Task input
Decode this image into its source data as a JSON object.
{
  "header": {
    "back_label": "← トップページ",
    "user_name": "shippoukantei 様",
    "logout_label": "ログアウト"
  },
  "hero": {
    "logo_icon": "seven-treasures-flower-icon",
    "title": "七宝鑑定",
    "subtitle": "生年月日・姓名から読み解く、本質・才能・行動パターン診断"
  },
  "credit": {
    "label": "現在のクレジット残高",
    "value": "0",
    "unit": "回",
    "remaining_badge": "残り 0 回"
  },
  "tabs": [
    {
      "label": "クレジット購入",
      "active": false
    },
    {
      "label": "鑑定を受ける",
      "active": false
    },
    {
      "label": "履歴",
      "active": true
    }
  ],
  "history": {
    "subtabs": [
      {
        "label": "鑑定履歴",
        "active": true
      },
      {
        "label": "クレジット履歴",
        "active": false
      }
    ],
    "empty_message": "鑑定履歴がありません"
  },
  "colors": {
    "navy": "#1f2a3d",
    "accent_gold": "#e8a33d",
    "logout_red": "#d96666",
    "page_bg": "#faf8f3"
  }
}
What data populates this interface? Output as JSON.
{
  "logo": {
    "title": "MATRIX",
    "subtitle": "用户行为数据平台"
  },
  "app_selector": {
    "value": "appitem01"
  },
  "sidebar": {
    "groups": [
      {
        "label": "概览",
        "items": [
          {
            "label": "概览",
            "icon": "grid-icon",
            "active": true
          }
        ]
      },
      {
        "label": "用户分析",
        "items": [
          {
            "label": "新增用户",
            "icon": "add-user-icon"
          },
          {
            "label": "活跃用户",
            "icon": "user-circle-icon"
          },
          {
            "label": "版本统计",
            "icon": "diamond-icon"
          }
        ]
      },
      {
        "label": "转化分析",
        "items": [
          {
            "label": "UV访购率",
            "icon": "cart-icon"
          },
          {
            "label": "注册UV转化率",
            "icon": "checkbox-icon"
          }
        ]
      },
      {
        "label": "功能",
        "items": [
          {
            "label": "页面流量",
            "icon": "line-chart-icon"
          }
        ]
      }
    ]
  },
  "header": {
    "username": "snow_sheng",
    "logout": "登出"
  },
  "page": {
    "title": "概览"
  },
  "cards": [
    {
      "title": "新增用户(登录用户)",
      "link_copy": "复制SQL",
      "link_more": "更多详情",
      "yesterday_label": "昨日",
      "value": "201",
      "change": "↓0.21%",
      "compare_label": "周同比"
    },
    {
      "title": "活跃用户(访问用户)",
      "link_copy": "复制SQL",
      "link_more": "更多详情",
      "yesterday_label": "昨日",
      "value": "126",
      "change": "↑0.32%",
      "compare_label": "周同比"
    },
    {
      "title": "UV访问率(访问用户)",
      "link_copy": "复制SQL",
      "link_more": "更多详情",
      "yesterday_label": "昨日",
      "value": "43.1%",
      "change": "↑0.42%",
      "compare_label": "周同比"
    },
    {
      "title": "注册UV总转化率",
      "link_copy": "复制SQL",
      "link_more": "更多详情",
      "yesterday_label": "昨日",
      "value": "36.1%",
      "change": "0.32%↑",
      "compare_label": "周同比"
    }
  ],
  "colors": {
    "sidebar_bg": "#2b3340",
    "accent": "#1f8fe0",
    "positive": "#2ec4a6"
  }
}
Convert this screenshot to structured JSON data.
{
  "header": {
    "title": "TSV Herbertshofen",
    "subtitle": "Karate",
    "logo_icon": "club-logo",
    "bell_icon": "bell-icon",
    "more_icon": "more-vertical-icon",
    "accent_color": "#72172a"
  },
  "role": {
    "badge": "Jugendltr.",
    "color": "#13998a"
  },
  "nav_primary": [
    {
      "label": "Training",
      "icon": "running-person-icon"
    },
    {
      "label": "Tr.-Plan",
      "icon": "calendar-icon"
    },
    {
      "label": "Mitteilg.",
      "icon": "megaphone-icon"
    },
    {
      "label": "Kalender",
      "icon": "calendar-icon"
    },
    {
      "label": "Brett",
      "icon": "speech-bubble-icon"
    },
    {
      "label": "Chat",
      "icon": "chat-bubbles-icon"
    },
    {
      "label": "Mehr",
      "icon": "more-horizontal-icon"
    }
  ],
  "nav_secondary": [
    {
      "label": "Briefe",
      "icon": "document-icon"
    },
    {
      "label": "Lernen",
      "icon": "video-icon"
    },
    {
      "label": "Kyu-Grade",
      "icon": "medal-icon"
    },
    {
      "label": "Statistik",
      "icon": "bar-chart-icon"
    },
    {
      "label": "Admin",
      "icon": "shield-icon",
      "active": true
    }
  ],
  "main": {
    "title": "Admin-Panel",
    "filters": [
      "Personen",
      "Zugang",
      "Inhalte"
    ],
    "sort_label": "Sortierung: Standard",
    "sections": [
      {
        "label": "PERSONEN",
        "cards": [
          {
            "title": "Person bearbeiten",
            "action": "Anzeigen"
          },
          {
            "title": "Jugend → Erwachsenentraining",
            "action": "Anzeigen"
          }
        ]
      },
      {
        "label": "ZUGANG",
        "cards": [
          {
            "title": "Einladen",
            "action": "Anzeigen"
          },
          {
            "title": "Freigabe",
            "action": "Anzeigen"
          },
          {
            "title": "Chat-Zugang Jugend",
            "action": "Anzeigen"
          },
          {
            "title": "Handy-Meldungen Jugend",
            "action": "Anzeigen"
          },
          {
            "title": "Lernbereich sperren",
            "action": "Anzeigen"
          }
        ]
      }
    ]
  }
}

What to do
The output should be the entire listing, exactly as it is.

Answer area
Decode this image into its source data as a JSON object.
{
  "header": {
    "back_label": "← トップページ",
    "user_name": "shippoukantei 様",
    "logout_label": "ログアウト"
  },
  "hero": {
    "logo_icon": "seven-treasures-flower-icon",
    "title": "七宝鑑定",
    "subtitle": "生年月日・姓名から読み解く、本質・才能・行動パターン診断"
  },
  "credit": {
    "label": "現在のクレジット残高",
    "value": "0",
    "unit": "回",
    "remaining_badge": "残り 0 回"
  },
  "tabs": [
    {
      "label": "クレジット購入",
      "active": false
    },
    {
      "label": "鑑定を受ける",
      "active": false
    },
    {
      "label": "履歴",
      "active": true
    }
  ],
  "history": {
    "subtabs": [
      {
        "label": "鑑定履歴",
        "active": true
      },
      {
        "label": "クレジット履歴",
        "active": false
      }
    ],
    "empty_message": "鑑定履歴がありません"
  },
  "colors": {
    "navy": "#1f2a3d",
    "accent_gold": "#e8a33d",
    "logout_red": "#d96666",
    "page_bg": "#faf8f3"
  }
}
What data populates this interface? Output as JSON.
{
  "logo": {
    "title": "MATRIX",
    "subtitle": "用户行为数据平台"
  },
  "app_selector": {
    "value": "appitem01"
  },
  "sidebar": {
    "groups": [
      {
        "label": "概览",
        "items": [
          {
            "label": "概览",
            "icon": "grid-icon",
            "active": true
          }
        ]
      },
      {
        "label": "用户分析",
        "items": [
          {
            "label": "新增用户",
            "icon": "add-user-icon"
          },
          {
            "label": "活跃用户",
            "icon": "user-circle-icon"
          },
          {
            "label": "版本统计",
            "icon": "diamond-icon"
          }
        ]
      },
      {
        "label": "转化分析",
        "items": [
          {
            "label": "UV访购率",
            "icon": "cart-icon"
          },
          {
            "label": "注册UV转化率",
            "icon": "checkbox-icon"
          }
        ]
      },
      {
        "label": "功能",
        "items": [
          {
            "label": "页面流量",
            "icon": "line-chart-icon"
          }
        ]
      }
    ]
  },
  "header": {
    "username": "snow_sheng",
    "logout": "登出"
  },
  "page": {
    "title": "概览"
  },
  "cards": [
    {
      "title": "新增用户(登录用户)",
      "link_copy": "复制SQL",
      "link_more": "更多详情",
      "yesterday_label": "昨日",
      "value": "201",
      "change": "↓0.21%",
      "compare_label": "周同比"
    },
    {
      "title": "活跃用户(访问用户)",
      "link_copy": "复制SQL",
      "link_more": "更多详情",
      "yesterday_label": "昨日",
      "value": "126",
      "change": "↑0.32%",
      "compare_label": "周同比"
    },
    {
      "title": "UV访问率(访问用户)",
      "link_copy": "复制SQL",
      "link_more": "更多详情",
      "yesterday_label": "昨日",
      "value": "43.1%",
      "change": "↑0.42%",
      "compare_label": "周同比"
    },
    {
      "title": "注册UV总转化率",
      "link_copy": "复制SQL",
      "link_more": "更多详情",
      "yesterday_label": "昨日",
      "value": "36.1%",
      "change": "0.32%↑",
      "compare_label": "周同比"
    }
  ],
  "colors": {
    "sidebar_bg": "#2b3340",
    "accent": "#1f8fe0",
    "positive": "#2ec4a6"
  }
}
Convert this screenshot to structured JSON data.
{
  "header": {
    "title": "TSV Herbertshofen",
    "subtitle": "Karate",
    "logo_icon": "club-logo",
    "bell_icon": "bell-icon",
    "more_icon": "more-vertical-icon",
    "accent_color": "#72172a"
  },
  "role": {
    "badge": "Jugendltr.",
    "color": "#13998a"
  },
  "nav_primary": [
    {
      "label": "Training",
      "icon": "running-person-icon"
    },
    {
      "label": "Tr.-Plan",
      "icon": "calendar-icon"
    },
    {
      "label": "Mitteilg.",
      "icon": "megaphone-icon"
    },
    {
      "label": "Kalender",
      "icon": "calendar-icon"
    },
    {
      "label": "Brett",
      "icon": "speech-bubble-icon"
    },
    {
      "label": "Chat",
      "icon": "chat-bubbles-icon"
    },
    {
      "label": "Mehr",
      "icon": "more-horizontal-icon"
    }
  ],
  "nav_secondary": [
    {
      "label": "Briefe",
      "icon": "document-icon"
    },
    {
      "label": "Lernen",
      "icon": "video-icon"
    },
    {
      "label": "Kyu-Grade",
      "icon": "medal-icon"
    },
    {
      "label": "Statistik",
      "icon": "bar-chart-icon"
    },
    {
      "label": "Admin",
      "icon": "shield-icon",
      "active": true
    }
  ],
  "main": {
    "title": "Admin-Panel",
    "filters": [
      "Personen",
      "Zugang",
      "Inhalte"
    ],
    "sort_label": "Sortierung: Standard",
    "sections": [
      {
        "label": "PERSONEN",
        "cards": [
          {
            "title": "Person bearbeiten",
            "action": "Anzeigen"
          },
          {
            "title": "Jugend → Erwachsenentraining",
            "action": "Anzeigen"
          }
        ]
      },
      {
        "label": "ZUGANG",
        "cards": [
          {
            "title": "Einladen",
            "action": "Anzeigen"
          },
          {
            "title": "Freigabe",
            "action": "Anzeigen"
          },
          {
            "title": "Chat-Zugang Jugend",
            "action": "Anzeigen"
          },
          {
            "title": "Handy-Meldungen Jugend",
            "action": "Anzeigen"
          },
          {
            "title": "Lernbereich sperren",
            "action": "Anzeigen"
          }
        ]
      }
    ]
  }
}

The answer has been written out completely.